(Stored data begins)
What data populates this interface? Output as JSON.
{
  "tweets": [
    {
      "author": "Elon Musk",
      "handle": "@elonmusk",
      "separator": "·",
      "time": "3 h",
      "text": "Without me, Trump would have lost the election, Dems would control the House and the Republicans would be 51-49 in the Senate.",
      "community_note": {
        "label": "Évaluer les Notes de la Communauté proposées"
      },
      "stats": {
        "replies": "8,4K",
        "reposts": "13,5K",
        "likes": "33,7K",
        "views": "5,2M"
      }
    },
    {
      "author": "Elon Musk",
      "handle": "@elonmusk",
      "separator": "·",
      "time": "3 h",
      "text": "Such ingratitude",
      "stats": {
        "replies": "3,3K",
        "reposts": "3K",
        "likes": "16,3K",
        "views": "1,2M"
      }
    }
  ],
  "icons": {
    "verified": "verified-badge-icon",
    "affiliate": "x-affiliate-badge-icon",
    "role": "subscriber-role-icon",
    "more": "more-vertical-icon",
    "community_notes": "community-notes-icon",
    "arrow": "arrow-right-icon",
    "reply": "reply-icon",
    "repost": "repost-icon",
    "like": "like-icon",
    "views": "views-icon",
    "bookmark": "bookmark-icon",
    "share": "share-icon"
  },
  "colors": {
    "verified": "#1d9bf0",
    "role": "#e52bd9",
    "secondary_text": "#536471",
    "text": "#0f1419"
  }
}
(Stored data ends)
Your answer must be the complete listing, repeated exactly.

◆ Written response:
What data populates this interface? Output as JSON.
{
  "tweets": [
    {
      "author": "Elon Musk",
      "handle": "@elonmusk",
      "separator": "·",
      "time": "3 h",
      "text": "Without me, Trump would have lost the election, Dems would control the House and the Republicans would be 51-49 in the Senate.",
      "community_note": {
        "label": "Évaluer les Notes de la Communauté proposées"
      },
      "stats": {
        "replies": "8,4K",
        "reposts": "13,5K",
        "likes": "33,7K",
        "views": "5,2M"
      }
    },
    {
      "author": "Elon Musk",
      "handle": "@elonmusk",
      "separator": "·",
      "time": "3 h",
      "text": "Such ingratitude",
      "stats": {
        "replies": "3,3K",
        "reposts": "3K",
        "likes": "16,3K",
        "views": "1,2M"
      }
    }
  ],
  "icons": {
    "verified": "verified-badge-icon",
    "affiliate": "x-affiliate-badge-icon",
    "role": "subscriber-role-icon",
    "more": "more-vertical-icon",
    "community_notes": "community-notes-icon",
    "arrow": "arrow-right-icon",
    "reply": "reply-icon",
    "repost": "repost-icon",
    "like": "like-icon",
    "views": "views-icon",
    "bookmark": "bookmark-icon",
    "share": "share-icon"
  },
  "colors": {
    "verified": "#1d9bf0",
    "role": "#e52bd9",
    "secondary_text": "#536471",
    "text": "#0f1419"
  }
}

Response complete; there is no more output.